PROBLEM TO SOLVE: Only the number is needed: how many lines of the records include "programs"?

--- RECORDS SHOWN ---

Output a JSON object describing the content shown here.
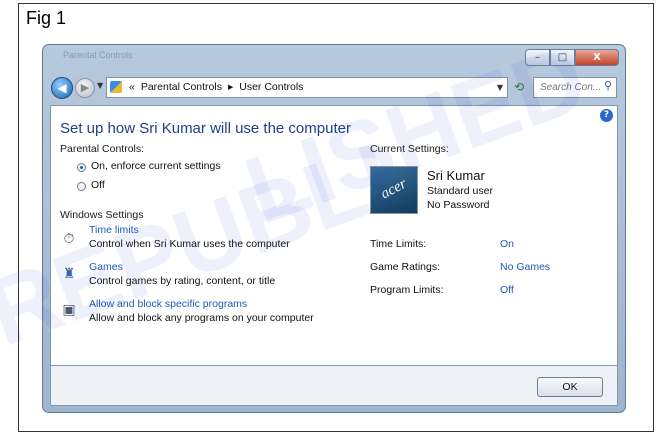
{
  "figure": {
    "label": "Fig 1"
  },
  "watermark": {
    "line1": "LISHED",
    "line2": "REPUBLI"
  },
  "window": {
    "titlebar_text": "Parental Controls",
    "controls": {
      "minimize": "–",
      "maximize": "□",
      "close": "X"
    }
  },
  "nav": {
    "back_glyph": "◀",
    "forward_glyph": "▶",
    "breadcrumb": [
      "«",
      "Parental Controls",
      "▸",
      "User Controls"
    ],
    "search_placeholder": "Search Con...",
    "search_glyph": "⚲"
  },
  "main": {
    "heading": "Set up how Sri Kumar will use the computer",
    "parental_controls_label": "Parental Controls:",
    "radio_on_label": "On, enforce current settings",
    "radio_off_label": "Off",
    "windows_settings_label": "Windows Settings",
    "settings": [
      {
        "link": "Time limits",
        "desc": "Control when Sri Kumar uses the computer",
        "icon": "clock-icon"
      },
      {
        "link": "Games",
        "desc": "Control games by rating, content, or title",
        "icon": "games-trophy-icon"
      },
      {
        "link": "Allow and block specific programs",
        "desc": "Allow and block any programs on your computer",
        "icon": "programs-icon"
      }
    ]
  },
  "current": {
    "label": "Current Settings:",
    "user_name": "Sri Kumar",
    "user_type": "Standard user",
    "password": "No Password",
    "avatar_logo": "acer",
    "rows": [
      {
        "label": "Time Limits:",
        "value": "On"
      },
      {
        "label": "Game Ratings:",
        "value": "No Games"
      },
      {
        "label": "Program Limits:",
        "value": "Off"
      }
    ]
  },
  "footer": {
    "ok_label": "OK"
  },
  "colors": {
    "link": "#1e5ab8",
    "heading": "#1e3f8a",
    "chrome": "#9db5cf"
  }
}
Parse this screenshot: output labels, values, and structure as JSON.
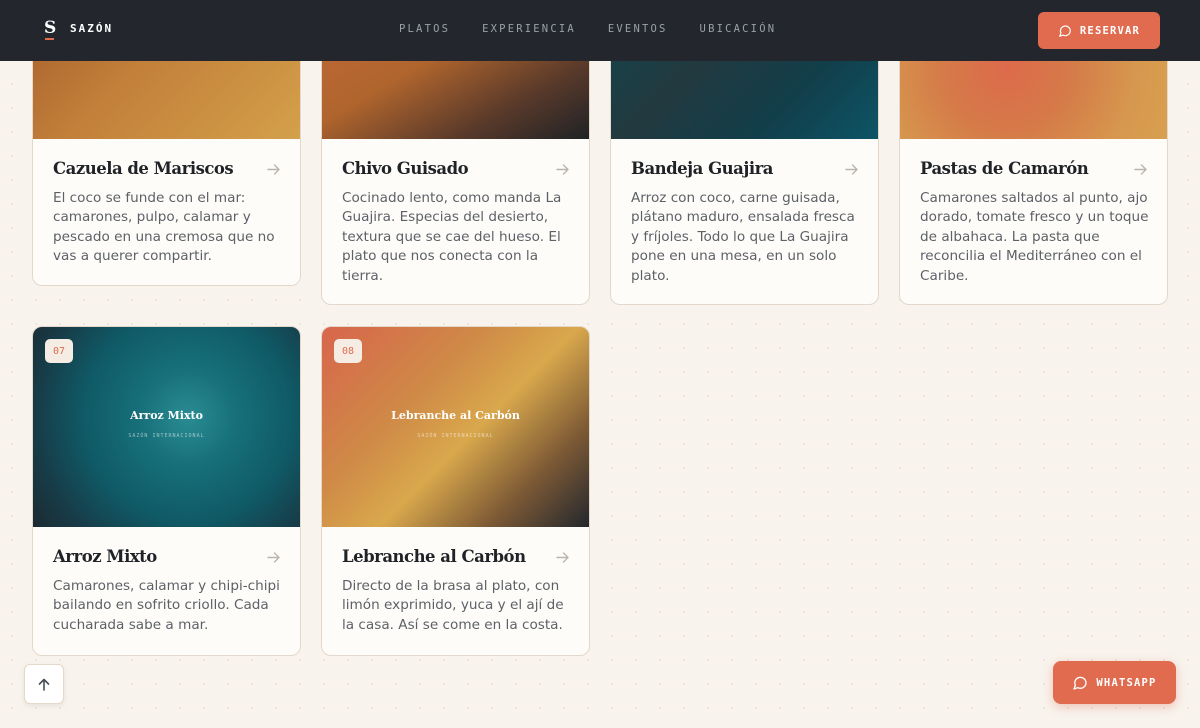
{
  "header": {
    "brand_mark": "S",
    "brand_name": "SAZÓN",
    "nav": [
      "PLATOS",
      "EXPERIENCIA",
      "EVENTOS",
      "UBICACIÓN"
    ],
    "reserve_label": "RESERVAR"
  },
  "dishes": [
    {
      "title": "Cazuela de Mariscos",
      "description": "El coco se funde con el mar: camarones, pulpo, calamar y pescado en una cremosa que no vas a querer compartir."
    },
    {
      "title": "Chivo Guisado",
      "description": "Cocinado lento, como manda La Guajira. Especias del desierto, textura que se cae del hueso. El plato que nos conecta con la tierra."
    },
    {
      "title": "Bandeja Guajira",
      "description": "Arroz con coco, carne guisada, plátano maduro, ensalada fresca y fríjoles. Todo lo que La Guajira pone en una mesa, en un solo plato."
    },
    {
      "title": "Pastas de Camarón",
      "description": "Camarones saltados al punto, ajo dorado, tomate fresco y un toque de albahaca. La pasta que reconcilia el Mediterráneo con el Caribe."
    },
    {
      "number": "07",
      "title": "Arroz Mixto",
      "image_caption": "Arroz Mixto",
      "image_subcaption": "SAZÓN INTERNACIONAL",
      "description": "Camarones, calamar y chipi-chipi bailando en sofrito criollo. Cada cucharada sabe a mar."
    },
    {
      "number": "08",
      "title": "Lebranche al Carbón",
      "image_caption": "Lebranche al Carbón",
      "image_subcaption": "SAZÓN INTERNACIONAL",
      "description": "Directo de la brasa al plato, con limón exprimido, yuca y el ají de la casa. Así se come en la costa."
    }
  ],
  "floating": {
    "whatsapp_label": "WHATSAPP"
  },
  "icons": {
    "scroll_top": "arrow-up-icon",
    "card_link": "arrow-right-icon",
    "chat": "chat-bubble-icon"
  },
  "colors": {
    "accent": "#e06b4f",
    "header_bg": "#23272d",
    "page_bg": "#f8f3ed"
  }
}
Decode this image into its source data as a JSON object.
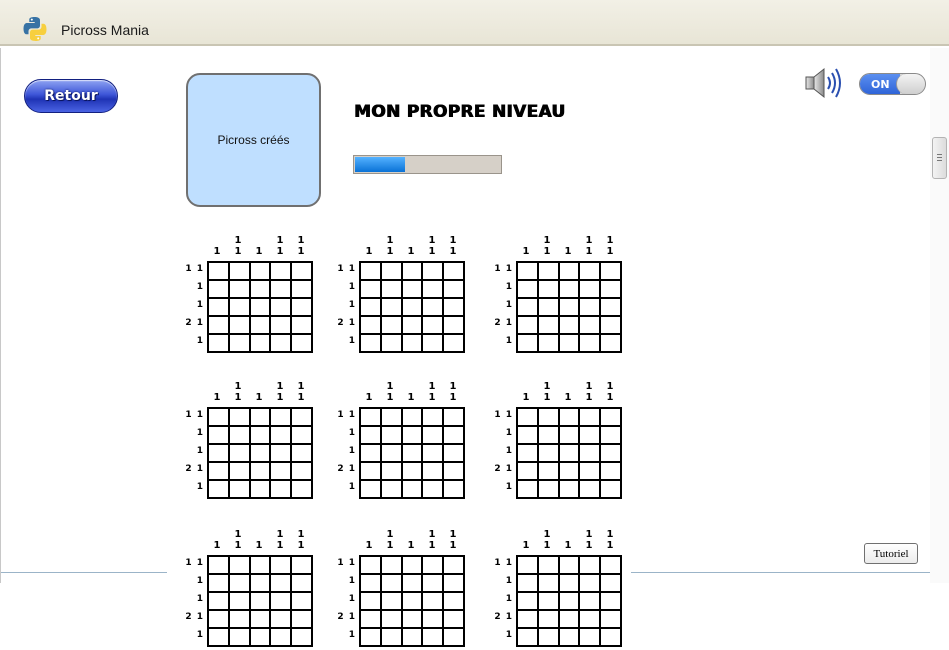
{
  "window": {
    "title": "Picross Mania",
    "icon": "python-logo-icon"
  },
  "header": {
    "back_label": "Retour",
    "created_box_label": "Picross créés",
    "title": "MON PROPRE NIVEAU",
    "progress_fraction": 0.34
  },
  "sound": {
    "icon": "speaker-icon",
    "toggle_label": "ON",
    "enabled": true
  },
  "puzzles": {
    "col_clues": [
      [
        "1"
      ],
      [
        "1",
        "1"
      ],
      [
        "1"
      ],
      [
        "1",
        "1"
      ],
      [
        "1",
        "1"
      ]
    ],
    "row_clues": [
      "1 1",
      "1",
      "1",
      "2 1",
      "1"
    ],
    "count": 9
  },
  "footer": {
    "tutorial_label": "Tutoriel"
  }
}
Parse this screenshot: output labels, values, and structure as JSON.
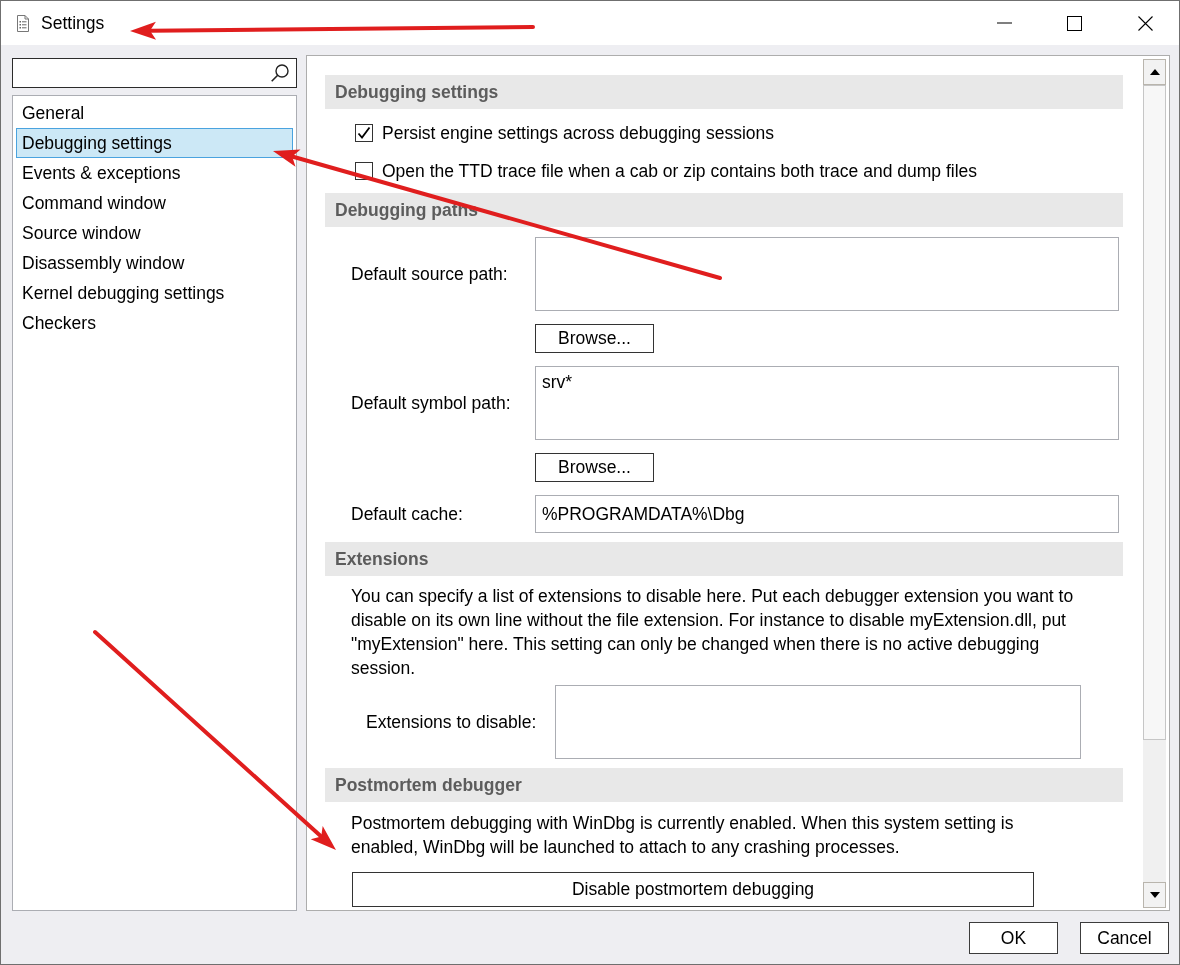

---

WRITTEN SOLUTION: 3